The United States should rally international support for addressing the displacement of Iraqis, and it should publicly back solutions that uphold the rights of those affected. To encourage current positive trends, the Secretary of State, the UN Ambassador, and embassies in the region should publicly support restitution of the homes and property of the displaced wherever possible (and just compensation wherever it is not) as a basic tenet of U.S. policy in Iraq.
In order to avoid delay and promote the development of Iraqi solutions to Iraqi problems, the U.S. government should support efforts currently underway to develop a domestic framework for restitution, compensation and housing assistance for the displaced. As discussed, the Iraqis already have resources, a dedicated Ministry and domestic legal expertise for these tasks. However, they stand to benefit from capacity building and comparative international experience, both of which could be provided directly, in the form of seminars and trainings, and indirectly, through U.S. support of the UN Assistance Mission for Iraq in carrying out its mandate to facilitate “the safe, orderly, and voluntary return . . . of refugees and displaced persons.”

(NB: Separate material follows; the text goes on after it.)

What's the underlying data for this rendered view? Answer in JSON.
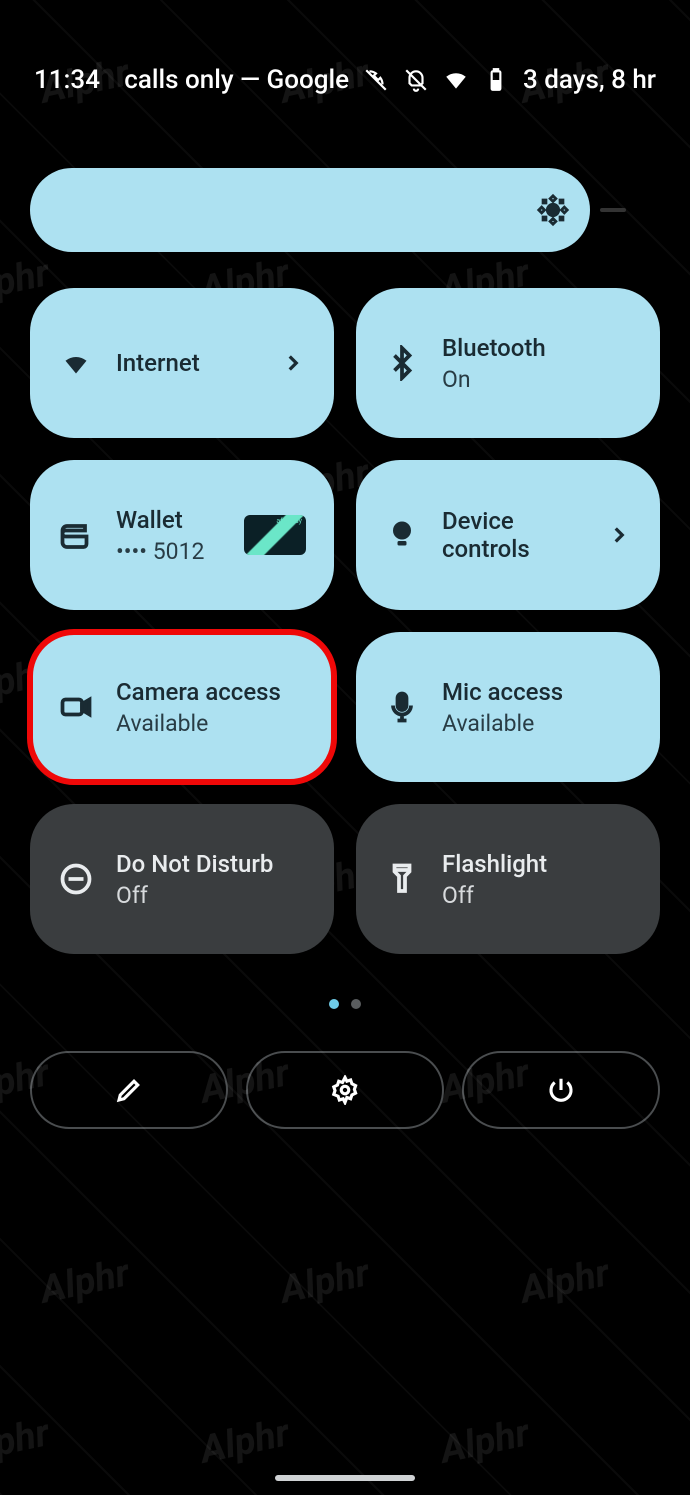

The aforementioned U.S. support should be structured so as to encourage a move away from ad hoc initiatives and toward greater consistency and clarity in handling property claims. The willingness expressed by representatives of Iraq’s judiciary to encourage ongoing local mediation of property disputes is a particularly promising development that could build greater legal certainty into the most demonstrably viable restitution efforts in Iraq to date. More broadly, restitution efforts should be integrated with related post-conflict and development programming—such as reparations for victims of serious human rights abuses or housing construction—in order to avoid duplication of efforts.
If the Iraqi authorities fulfill their commitments to address displacement through rights-based means like restitution, they will not only have demonstrated their ability to protect the most vulnerable of their citizens; they will also have laid the groundwork for a viable political process that will not be marred for generations by lingering disputes and grievances. Such an effort deserves our full support.
Note U.S. Department of State, Bureau of European and Eurasian Affairs, “Property Restitution in Central and Eastern Europe” (October 3, 2007).
Survey conducted for ABC News, the BBC, ARD and NHK by D3 Systems of Vienna, Virginia, and KA Research Ltd. of Istanbul, Turkey.
International Organization for Migration (IOM), “Iraq Displacement and Return: 2008 Mid-Year Review” (July 2008).